- **Supplied information**

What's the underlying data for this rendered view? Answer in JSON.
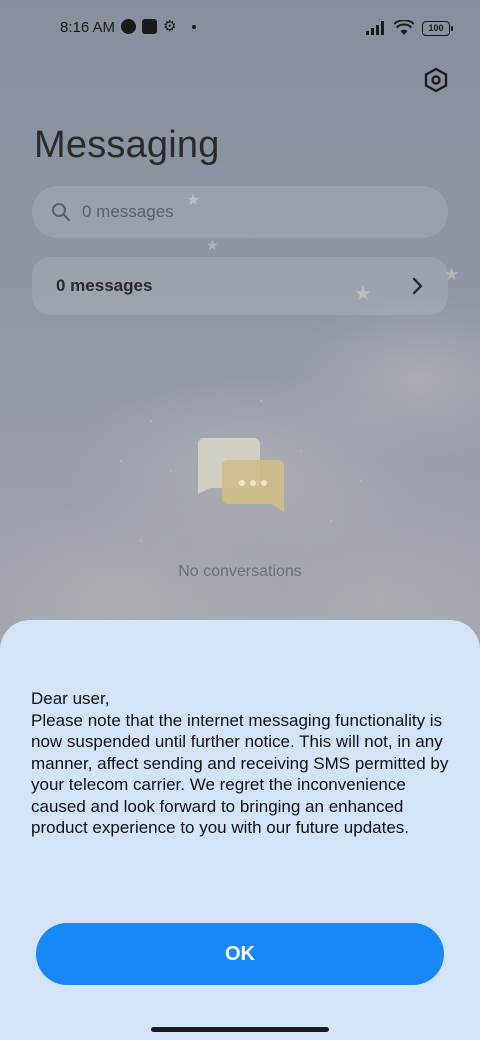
{
  "status_bar": {
    "time": "8:16 AM",
    "battery": "100"
  },
  "header": {
    "title": "Messaging",
    "settings_icon": "settings-hexagon-icon"
  },
  "search": {
    "placeholder": "0 messages"
  },
  "messages_row": {
    "label": "0 messages"
  },
  "empty_state": {
    "text": "No conversations",
    "icon": "chat-bubbles-icon"
  },
  "dialog": {
    "message": "Dear user,\nPlease note that the internet messaging functionality is now suspended until further notice. This will not, in any manner, affect sending and receiving SMS permitted by your telecom carrier. We regret the inconvenience caused and look forward to bringing an enhanced product experience to you with our future updates.",
    "ok_label": "OK"
  },
  "colors": {
    "accent": "#1887f7",
    "sheet_background": "#d3e4f9"
  }
}
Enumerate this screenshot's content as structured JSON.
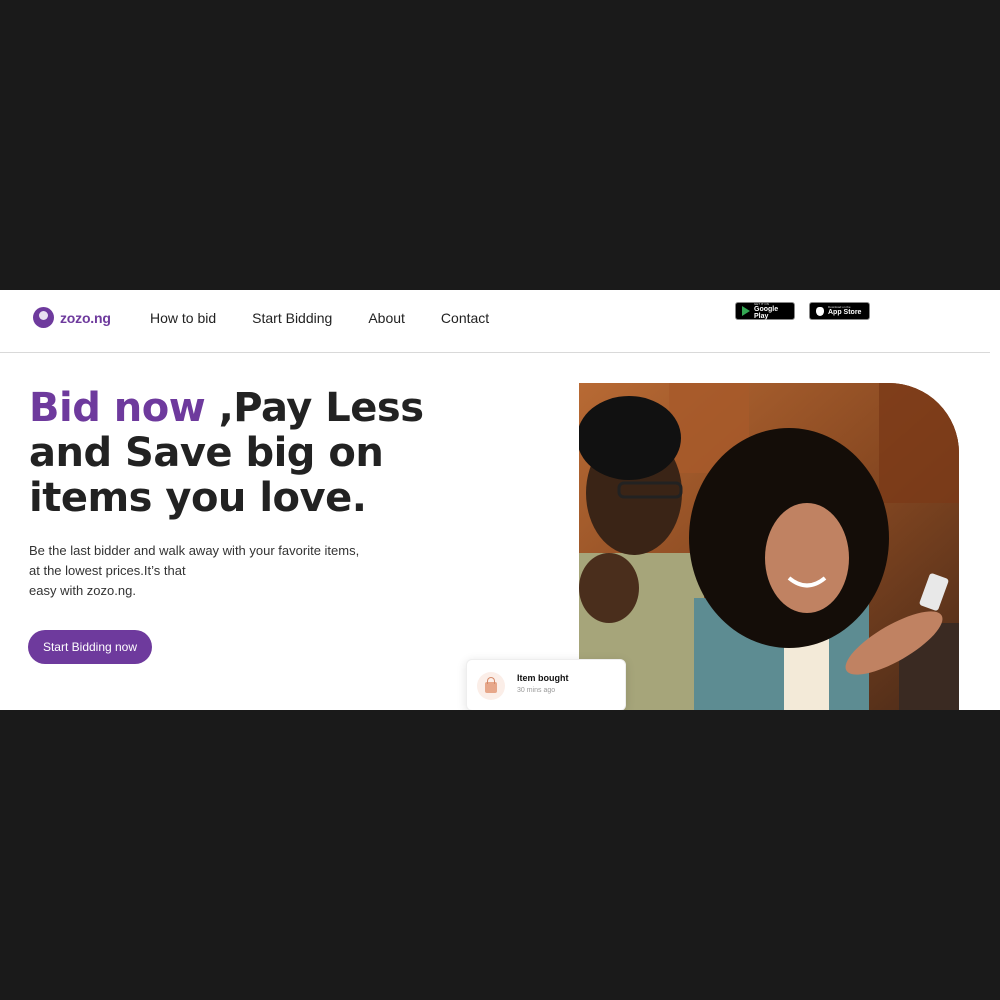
{
  "brand": {
    "name": "zozo.ng",
    "color": "#6e3a9d"
  },
  "nav": {
    "links": [
      "How to bid",
      "Start Bidding",
      "About",
      "Contact"
    ]
  },
  "stores": {
    "google_play": {
      "small": "GET IT ON",
      "big": "Google Play"
    },
    "app_store": {
      "small": "Download on the",
      "big": "App Store"
    }
  },
  "hero": {
    "headline_accent": "Bid now",
    "headline_rest": " ,Pay Less and Save big on items you love.",
    "subtext_line1": "Be the last bidder and walk away with your favorite items,",
    "subtext_line2": "at the lowest prices.It’s that",
    "subtext_line3": "easy with zozo.ng.",
    "cta_label": "Start Bidding now"
  },
  "notification": {
    "title": "Item bought",
    "time": "30 mins ago",
    "icon": "shopping-bag-icon"
  },
  "colors": {
    "accent": "#6e3a9d",
    "page_background": "#1a1a1a",
    "text": "#222222"
  }
}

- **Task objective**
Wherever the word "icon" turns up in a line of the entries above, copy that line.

- **Output for this exercise**
    "settings_icon": "settings-hexagon-icon"
    "icon": "chat-bubbles-icon"
    "icon": "shopping-bag-icon"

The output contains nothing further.